Leave out the pictures and retype all the entries below exactly.

[Dataset rows describing interfaces]
>>>>
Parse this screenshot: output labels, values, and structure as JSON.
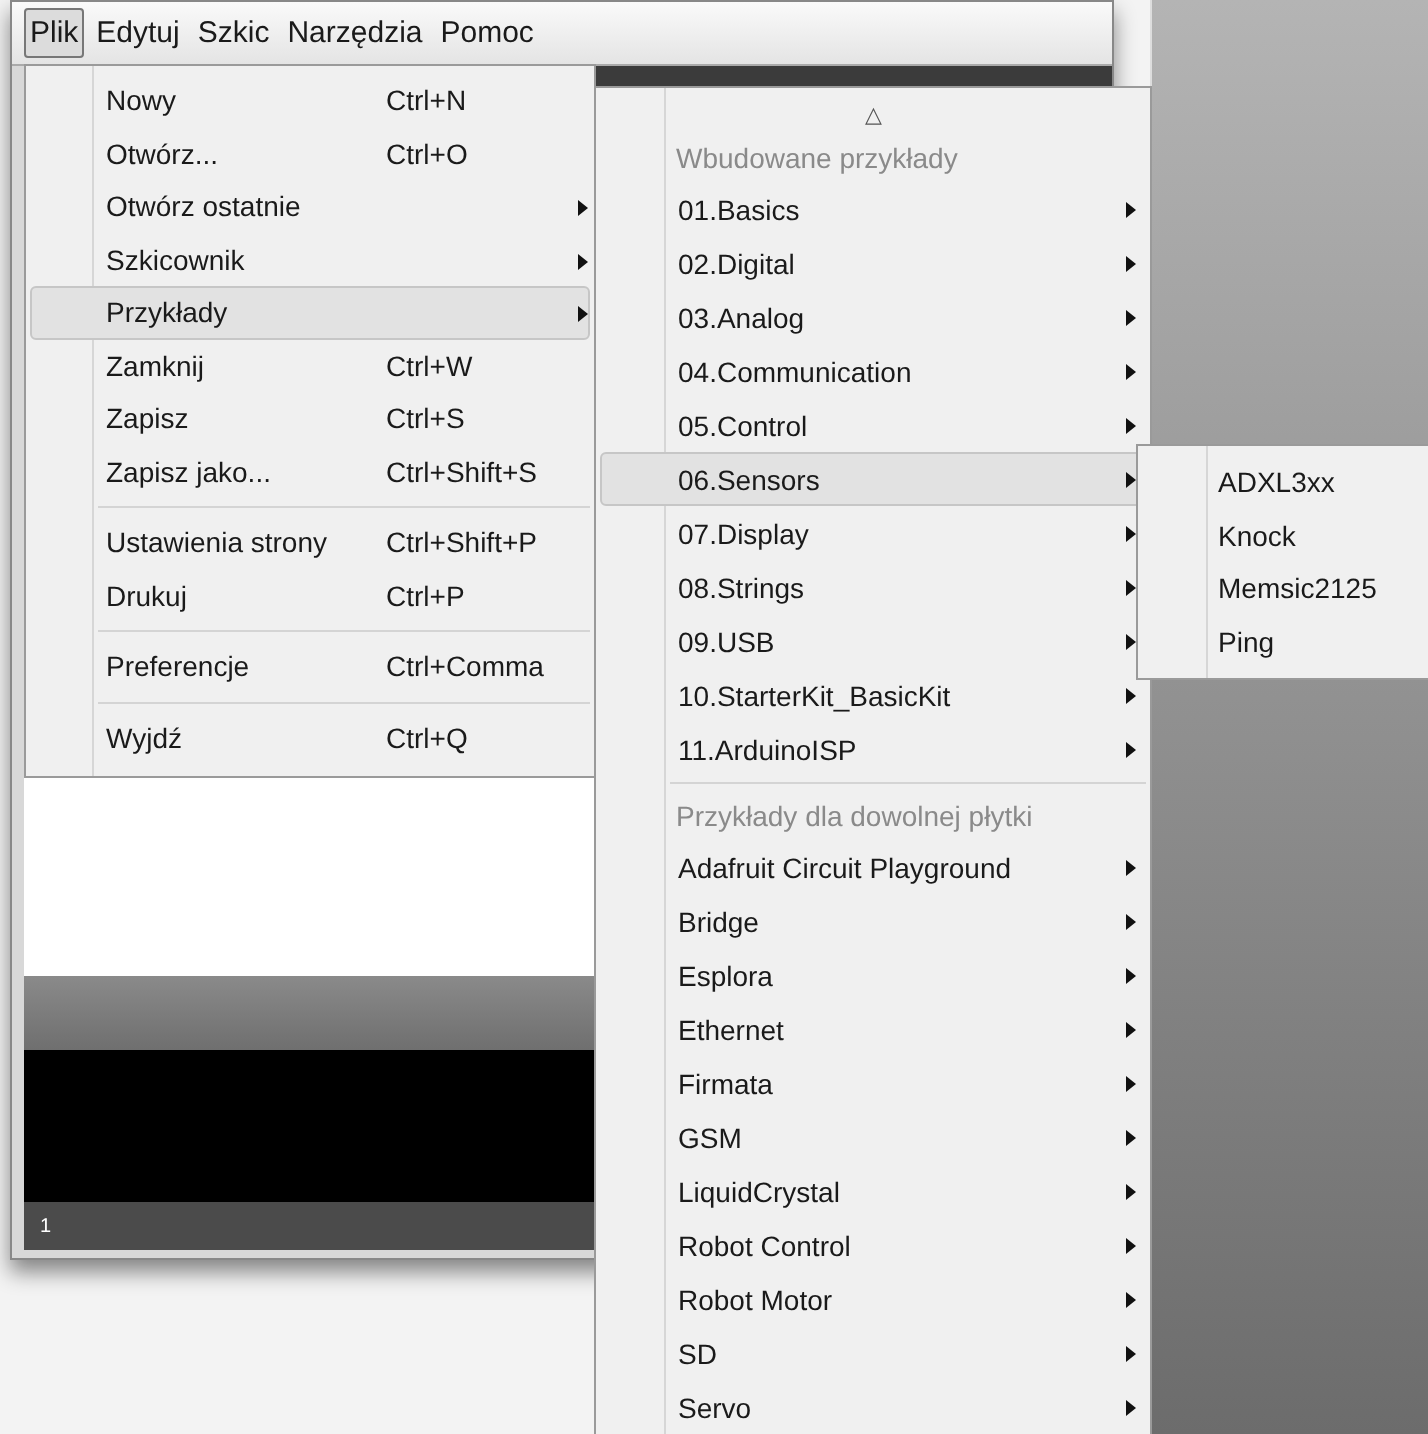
{
  "menubar": [
    {
      "label": "Plik",
      "selected": true
    },
    {
      "label": "Edytuj",
      "selected": false
    },
    {
      "label": "Szkic",
      "selected": false
    },
    {
      "label": "Narzędzia",
      "selected": false
    },
    {
      "label": "Pomoc",
      "selected": false
    }
  ],
  "file_menu": [
    {
      "kind": "item",
      "label": "Nowy",
      "shortcut": "Ctrl+N",
      "submenu": false,
      "selected": false
    },
    {
      "kind": "item",
      "label": "Otwórz...",
      "shortcut": "Ctrl+O",
      "submenu": false,
      "selected": false
    },
    {
      "kind": "item",
      "label": "Otwórz ostatnie",
      "submenu": true,
      "selected": false
    },
    {
      "kind": "item",
      "label": "Szkicownik",
      "submenu": true,
      "selected": false
    },
    {
      "kind": "item",
      "label": "Przykłady",
      "submenu": true,
      "selected": true
    },
    {
      "kind": "item",
      "label": "Zamknij",
      "shortcut": "Ctrl+W",
      "submenu": false,
      "selected": false
    },
    {
      "kind": "item",
      "label": "Zapisz",
      "shortcut": "Ctrl+S",
      "submenu": false,
      "selected": false
    },
    {
      "kind": "item",
      "label": "Zapisz jako...",
      "shortcut": "Ctrl+Shift+S",
      "submenu": false,
      "selected": false
    },
    {
      "kind": "separator"
    },
    {
      "kind": "item",
      "label": "Ustawienia strony",
      "shortcut": "Ctrl+Shift+P",
      "submenu": false,
      "selected": false
    },
    {
      "kind": "item",
      "label": "Drukuj",
      "shortcut": "Ctrl+P",
      "submenu": false,
      "selected": false
    },
    {
      "kind": "separator"
    },
    {
      "kind": "item",
      "label": "Preferencje",
      "shortcut": "Ctrl+Comma",
      "submenu": false,
      "selected": false
    },
    {
      "kind": "separator"
    },
    {
      "kind": "item",
      "label": "Wyjdź",
      "shortcut": "Ctrl+Q",
      "submenu": false,
      "selected": false
    }
  ],
  "examples_menu": [
    {
      "kind": "scroll",
      "label": "△"
    },
    {
      "kind": "header",
      "label": "Wbudowane przykłady"
    },
    {
      "kind": "item",
      "label": "01.Basics",
      "selected": false
    },
    {
      "kind": "item",
      "label": "02.Digital",
      "selected": false
    },
    {
      "kind": "item",
      "label": "03.Analog",
      "selected": false
    },
    {
      "kind": "item",
      "label": "04.Communication",
      "selected": false
    },
    {
      "kind": "item",
      "label": "05.Control",
      "selected": false
    },
    {
      "kind": "item",
      "label": "06.Sensors",
      "selected": true
    },
    {
      "kind": "item",
      "label": "07.Display",
      "selected": false
    },
    {
      "kind": "item",
      "label": "08.Strings",
      "selected": false
    },
    {
      "kind": "item",
      "label": "09.USB",
      "selected": false
    },
    {
      "kind": "item",
      "label": "10.StarterKit_BasicKit",
      "selected": false
    },
    {
      "kind": "item",
      "label": "11.ArduinoISP",
      "selected": false
    },
    {
      "kind": "separator"
    },
    {
      "kind": "header",
      "label": "Przykłady dla dowolnej płytki"
    },
    {
      "kind": "item",
      "label": "Adafruit Circuit Playground",
      "selected": false
    },
    {
      "kind": "item",
      "label": "Bridge",
      "selected": false
    },
    {
      "kind": "item",
      "label": "Esplora",
      "selected": false
    },
    {
      "kind": "item",
      "label": "Ethernet",
      "selected": false
    },
    {
      "kind": "item",
      "label": "Firmata",
      "selected": false
    },
    {
      "kind": "item",
      "label": "GSM",
      "selected": false
    },
    {
      "kind": "item",
      "label": "LiquidCrystal",
      "selected": false
    },
    {
      "kind": "item",
      "label": "Robot Control",
      "selected": false
    },
    {
      "kind": "item",
      "label": "Robot Motor",
      "selected": false
    },
    {
      "kind": "item",
      "label": "SD",
      "selected": false
    },
    {
      "kind": "item",
      "label": "Servo",
      "selected": false
    }
  ],
  "sensors_menu": [
    "ADXL3xx",
    "Knock",
    "Memsic2125",
    "Ping"
  ],
  "status_bar": {
    "line": "1"
  }
}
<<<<
# Answer to the exercise:
Parse this screenshot: output labels, values, and structure as JSON.
{
  "menubar": [
    {
      "label": "Plik",
      "selected": true
    },
    {
      "label": "Edytuj",
      "selected": false
    },
    {
      "label": "Szkic",
      "selected": false
    },
    {
      "label": "Narzędzia",
      "selected": false
    },
    {
      "label": "Pomoc",
      "selected": false
    }
  ],
  "file_menu": [
    {
      "kind": "item",
      "label": "Nowy",
      "shortcut": "Ctrl+N",
      "submenu": false,
      "selected": false
    },
    {
      "kind": "item",
      "label": "Otwórz...",
      "shortcut": "Ctrl+O",
      "submenu": false,
      "selected": false
    },
    {
      "kind": "item",
      "label": "Otwórz ostatnie",
      "submenu": true,
      "selected": false
    },
    {
      "kind": "item",
      "label": "Szkicownik",
      "submenu": true,
      "selected": false
    },
    {
      "kind": "item",
      "label": "Przykłady",
      "submenu": true,
      "selected": true
    },
    {
      "kind": "item",
      "label": "Zamknij",
      "shortcut": "Ctrl+W",
      "submenu": false,
      "selected": false
    },
    {
      "kind": "item",
      "label": "Zapisz",
      "shortcut": "Ctrl+S",
      "submenu": false,
      "selected": false
    },
    {
      "kind": "item",
      "label": "Zapisz jako...",
      "shortcut": "Ctrl+Shift+S",
      "submenu": false,
      "selected": false
    },
    {
      "kind": "separator"
    },
    {
      "kind": "item",
      "label": "Ustawienia strony",
      "shortcut": "Ctrl+Shift+P",
      "submenu": false,
      "selected": false
    },
    {
      "kind": "item",
      "label": "Drukuj",
      "shortcut": "Ctrl+P",
      "submenu": false,
      "selected": false
    },
    {
      "kind": "separator"
    },
    {
      "kind": "item",
      "label": "Preferencje",
      "shortcut": "Ctrl+Comma",
      "submenu": false,
      "selected": false
    },
    {
      "kind": "separator"
    },
    {
      "kind": "item",
      "label": "Wyjdź",
      "shortcut": "Ctrl+Q",
      "submenu": false,
      "selected": false
    }
  ],
  "examples_menu": [
    {
      "kind": "scroll",
      "label": "△"
    },
    {
      "kind": "header",
      "label": "Wbudowane przykłady"
    },
    {
      "kind": "item",
      "label": "01.Basics",
      "selected": false
    },
    {
      "kind": "item",
      "label": "02.Digital",
      "selected": false
    },
    {
      "kind": "item",
      "label": "03.Analog",
      "selected": false
    },
    {
      "kind": "item",
      "label": "04.Communication",
      "selected": false
    },
    {
      "kind": "item",
      "label": "05.Control",
      "selected": false
    },
    {
      "kind": "item",
      "label": "06.Sensors",
      "selected": true
    },
    {
      "kind": "item",
      "label": "07.Display",
      "selected": false
    },
    {
      "kind": "item",
      "label": "08.Strings",
      "selected": false
    },
    {
      "kind": "item",
      "label": "09.USB",
      "selected": false
    },
    {
      "kind": "item",
      "label": "10.StarterKit_BasicKit",
      "selected": false
    },
    {
      "kind": "item",
      "label": "11.ArduinoISP",
      "selected": false
    },
    {
      "kind": "separator"
    },
    {
      "kind": "header",
      "label": "Przykłady dla dowolnej płytki"
    },
    {
      "kind": "item",
      "label": "Adafruit Circuit Playground",
      "selected": false
    },
    {
      "kind": "item",
      "label": "Bridge",
      "selected": false
    },
    {
      "kind": "item",
      "label": "Esplora",
      "selected": false
    },
    {
      "kind": "item",
      "label": "Ethernet",
      "selected": false
    },
    {
      "kind": "item",
      "label": "Firmata",
      "selected": false
    },
    {
      "kind": "item",
      "label": "GSM",
      "selected": false
    },
    {
      "kind": "item",
      "label": "LiquidCrystal",
      "selected": false
    },
    {
      "kind": "item",
      "label": "Robot Control",
      "selected": false
    },
    {
      "kind": "item",
      "label": "Robot Motor",
      "selected": false
    },
    {
      "kind": "item",
      "label": "SD",
      "selected": false
    },
    {
      "kind": "item",
      "label": "Servo",
      "selected": false
    }
  ],
  "sensors_menu": [
    "ADXL3xx",
    "Knock",
    "Memsic2125",
    "Ping"
  ],
  "status_bar": {
    "line": "1"
  }
}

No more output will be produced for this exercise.